District Profile from Politics in America
Located in southeastern Pennsylvania and bordering Delaware and Maryland, the 16th includes all of Lancaster County, the southern half of Chester County and portions of southwest Berks County, including part of Reading. The predominately white and mainly white-collar district also includes much of Pennsylvania Dutch Country.
The strong work ethic of the local labor force and the district's proximity to major roadways attract companies to the area, which is central to the mid-Atlantic's major markets. For several decades, economic expansion has attracted new residents both to populous Lancaster and still largely pastoral areas of Chester (shared with the 6th and 7th) counties. Some of the counties' farmland has been built over with tract housing to accommodate the population growth, and a significant proportion of the growth in Lancaster County has been among Hispanic residents.
Farm preservation remains a major concern, especially in Lancaster County, which has a diverse agricultural economy, produces more farm-based revenue than any other county in the state, and is a national leader in poultry and livestock raising.
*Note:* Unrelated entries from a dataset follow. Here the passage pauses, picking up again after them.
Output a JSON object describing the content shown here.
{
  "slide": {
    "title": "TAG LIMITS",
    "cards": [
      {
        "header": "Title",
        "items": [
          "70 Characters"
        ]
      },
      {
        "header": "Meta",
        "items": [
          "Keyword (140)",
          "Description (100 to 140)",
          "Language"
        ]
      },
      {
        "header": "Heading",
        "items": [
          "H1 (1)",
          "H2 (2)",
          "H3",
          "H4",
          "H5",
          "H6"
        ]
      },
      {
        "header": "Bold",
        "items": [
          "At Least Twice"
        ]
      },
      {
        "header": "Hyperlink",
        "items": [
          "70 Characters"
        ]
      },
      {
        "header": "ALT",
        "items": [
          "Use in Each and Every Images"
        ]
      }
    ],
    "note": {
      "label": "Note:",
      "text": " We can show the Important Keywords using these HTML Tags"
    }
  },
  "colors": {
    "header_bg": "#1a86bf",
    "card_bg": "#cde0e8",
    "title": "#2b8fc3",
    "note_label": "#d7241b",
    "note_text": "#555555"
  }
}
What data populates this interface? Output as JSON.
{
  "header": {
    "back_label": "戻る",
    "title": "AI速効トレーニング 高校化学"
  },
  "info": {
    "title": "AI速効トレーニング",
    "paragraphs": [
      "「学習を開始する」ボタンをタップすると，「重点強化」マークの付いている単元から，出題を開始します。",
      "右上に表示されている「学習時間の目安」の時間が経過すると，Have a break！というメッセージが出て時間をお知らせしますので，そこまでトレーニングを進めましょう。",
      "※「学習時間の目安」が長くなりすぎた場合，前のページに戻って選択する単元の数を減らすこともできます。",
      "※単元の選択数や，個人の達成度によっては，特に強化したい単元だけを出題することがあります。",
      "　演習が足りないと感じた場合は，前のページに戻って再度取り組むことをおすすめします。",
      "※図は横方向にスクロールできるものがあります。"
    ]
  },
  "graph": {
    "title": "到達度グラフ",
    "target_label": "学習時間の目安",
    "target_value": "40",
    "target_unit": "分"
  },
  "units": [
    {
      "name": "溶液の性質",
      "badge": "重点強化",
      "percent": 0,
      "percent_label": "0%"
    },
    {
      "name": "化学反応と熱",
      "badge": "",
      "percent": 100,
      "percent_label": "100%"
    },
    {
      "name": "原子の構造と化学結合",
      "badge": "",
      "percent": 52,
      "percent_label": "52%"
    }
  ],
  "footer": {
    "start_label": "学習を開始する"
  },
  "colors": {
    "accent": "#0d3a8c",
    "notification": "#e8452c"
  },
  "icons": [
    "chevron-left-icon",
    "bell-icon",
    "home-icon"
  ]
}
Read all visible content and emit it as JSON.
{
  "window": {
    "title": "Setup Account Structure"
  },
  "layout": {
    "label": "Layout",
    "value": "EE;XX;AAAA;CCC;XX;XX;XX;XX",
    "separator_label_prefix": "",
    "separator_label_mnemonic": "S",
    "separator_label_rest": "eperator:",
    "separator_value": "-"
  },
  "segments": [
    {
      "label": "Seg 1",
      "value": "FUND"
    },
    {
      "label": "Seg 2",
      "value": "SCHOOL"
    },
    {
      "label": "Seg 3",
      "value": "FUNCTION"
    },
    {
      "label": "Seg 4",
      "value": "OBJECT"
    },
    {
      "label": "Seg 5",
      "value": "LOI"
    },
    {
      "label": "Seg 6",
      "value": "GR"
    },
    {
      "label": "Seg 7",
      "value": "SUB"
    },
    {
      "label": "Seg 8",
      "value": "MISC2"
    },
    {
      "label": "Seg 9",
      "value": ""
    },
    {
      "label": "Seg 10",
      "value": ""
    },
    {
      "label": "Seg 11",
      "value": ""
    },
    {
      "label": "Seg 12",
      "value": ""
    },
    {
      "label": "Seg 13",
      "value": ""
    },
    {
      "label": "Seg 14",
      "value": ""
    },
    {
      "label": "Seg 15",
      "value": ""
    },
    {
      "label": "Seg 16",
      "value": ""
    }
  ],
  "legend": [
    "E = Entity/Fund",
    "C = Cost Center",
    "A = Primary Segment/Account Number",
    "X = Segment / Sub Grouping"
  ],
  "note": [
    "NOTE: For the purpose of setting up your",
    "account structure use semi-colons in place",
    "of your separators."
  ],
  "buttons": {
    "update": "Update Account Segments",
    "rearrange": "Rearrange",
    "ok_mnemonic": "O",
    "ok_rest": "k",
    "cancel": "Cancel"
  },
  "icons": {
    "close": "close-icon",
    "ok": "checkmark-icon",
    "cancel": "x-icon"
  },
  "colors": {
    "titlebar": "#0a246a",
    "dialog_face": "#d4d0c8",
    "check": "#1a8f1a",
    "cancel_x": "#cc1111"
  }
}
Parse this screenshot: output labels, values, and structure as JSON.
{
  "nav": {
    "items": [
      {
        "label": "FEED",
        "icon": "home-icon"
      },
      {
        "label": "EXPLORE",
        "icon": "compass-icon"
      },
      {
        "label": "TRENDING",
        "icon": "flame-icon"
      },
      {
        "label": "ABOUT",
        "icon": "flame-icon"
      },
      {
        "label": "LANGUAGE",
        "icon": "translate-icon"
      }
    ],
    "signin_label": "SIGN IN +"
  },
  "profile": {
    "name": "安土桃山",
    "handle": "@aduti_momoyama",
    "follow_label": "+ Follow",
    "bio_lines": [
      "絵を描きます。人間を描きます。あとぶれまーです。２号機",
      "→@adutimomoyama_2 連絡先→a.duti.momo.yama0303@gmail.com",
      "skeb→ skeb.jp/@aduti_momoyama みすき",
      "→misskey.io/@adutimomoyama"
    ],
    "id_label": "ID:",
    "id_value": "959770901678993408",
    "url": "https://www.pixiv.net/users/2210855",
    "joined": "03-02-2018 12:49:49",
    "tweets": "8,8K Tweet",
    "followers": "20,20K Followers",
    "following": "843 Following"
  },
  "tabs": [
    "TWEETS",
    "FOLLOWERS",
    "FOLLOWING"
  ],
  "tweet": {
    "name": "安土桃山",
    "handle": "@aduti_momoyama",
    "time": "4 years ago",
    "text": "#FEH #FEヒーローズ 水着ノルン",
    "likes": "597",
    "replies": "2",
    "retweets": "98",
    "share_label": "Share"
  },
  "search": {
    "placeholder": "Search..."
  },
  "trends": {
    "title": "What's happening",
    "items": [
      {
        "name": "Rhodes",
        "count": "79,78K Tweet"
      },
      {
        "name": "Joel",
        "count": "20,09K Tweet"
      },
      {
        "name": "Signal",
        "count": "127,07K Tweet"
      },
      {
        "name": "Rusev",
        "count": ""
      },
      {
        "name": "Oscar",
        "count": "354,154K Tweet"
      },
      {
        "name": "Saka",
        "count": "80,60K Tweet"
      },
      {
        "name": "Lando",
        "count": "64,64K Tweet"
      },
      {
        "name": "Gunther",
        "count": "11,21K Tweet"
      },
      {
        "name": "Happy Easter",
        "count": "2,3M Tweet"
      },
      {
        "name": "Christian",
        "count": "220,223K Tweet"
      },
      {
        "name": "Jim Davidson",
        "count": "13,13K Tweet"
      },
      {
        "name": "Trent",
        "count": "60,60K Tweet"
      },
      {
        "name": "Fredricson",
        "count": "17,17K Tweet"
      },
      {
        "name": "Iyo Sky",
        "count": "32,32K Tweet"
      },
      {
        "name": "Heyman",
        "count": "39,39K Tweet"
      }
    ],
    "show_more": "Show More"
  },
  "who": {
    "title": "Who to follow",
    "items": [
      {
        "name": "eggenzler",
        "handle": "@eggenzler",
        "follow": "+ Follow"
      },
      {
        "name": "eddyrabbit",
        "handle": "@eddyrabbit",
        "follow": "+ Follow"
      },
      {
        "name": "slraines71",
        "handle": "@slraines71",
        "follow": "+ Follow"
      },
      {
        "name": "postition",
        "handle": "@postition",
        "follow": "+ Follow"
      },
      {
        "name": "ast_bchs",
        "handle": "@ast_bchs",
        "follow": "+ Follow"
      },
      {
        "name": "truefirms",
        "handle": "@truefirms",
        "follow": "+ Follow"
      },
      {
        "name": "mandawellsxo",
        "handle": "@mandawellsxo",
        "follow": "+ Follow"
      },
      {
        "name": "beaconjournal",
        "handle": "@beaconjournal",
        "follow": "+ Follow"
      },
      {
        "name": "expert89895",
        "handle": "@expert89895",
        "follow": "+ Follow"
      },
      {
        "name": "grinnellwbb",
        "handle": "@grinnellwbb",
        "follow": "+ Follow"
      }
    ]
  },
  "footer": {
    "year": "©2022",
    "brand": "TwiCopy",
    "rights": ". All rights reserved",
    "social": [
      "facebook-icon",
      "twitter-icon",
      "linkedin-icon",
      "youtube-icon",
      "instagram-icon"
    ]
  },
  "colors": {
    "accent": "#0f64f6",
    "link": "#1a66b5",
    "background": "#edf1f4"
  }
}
The Kennett Square area in Chester County still produces one of the nation's largest mushroom crops. Tourism also adds to the diversity of the 16th's economy. Millions of visitors annually flock to Dutch Country to gaze at Amish horse-drawn carriages, browse at quilt shops and dine in family-style restaurants.
Since the dawn of the Civil War, the areas of the 16th have favored the GOP at all levels, but Republican John McCain eked out only a slim, 51 percent majority in the 2008 presidential election. Lancaster County, which accounts for just more than 70 percent of the district population, has traditionally set the district's conservative political tone with its Amish heritage, and Republican Gov. Tom Corbett did 17 percentage points better in the county than he did statewide. But Democratic candidates can win votes in the more socially moderate Chester County.
Agriculture, tourism, manufacturing
Lancaster, 59,322; Reading (pt.), 47,115; West Chester, 18,461
The original five-and-dime store that started the Woolworth chain opened in Lancaster in 1879.
|2010||general||Joe Pitts (R)||134,113||65.4%|
|Lois Herr (D)||70,994||34.6%|
|2008||general||Joe Pitts (R)||170,329||55.8%|
|Bruce Slater (D)||120,193||39.4%|
|John Murphy (I)||11,768||3.9%|
|Daniel Frank (CNSTP)||2,877||0.9%|
|2006||general||Joe Pitts (R)||115,741||56.6%|
|Lois Herr (D)||80,915||39.5%|
|John Murphy (I)||7,958||3.9%|
|2004||general||Joe Pitts (R)||183,620||64.4%|
|Lois Herr (D)||98,410||34.5%|
|William Hagen (GREEN)||3,269||1.2%|
|2002||general||Joe Pitts (R)||119,046||88.5%|
|Will Todd (GREEN)||8,720||6.5%|
|Kenneth Brenneman (CNSTP)||6,766||5%|
|2008||Barack Obama: 48%||John McCain: 51%|
|2004||John Kerry: 38%||George W. Bush: 61%|
|2000||Al Gore: 35%||George W. Bush: 62%|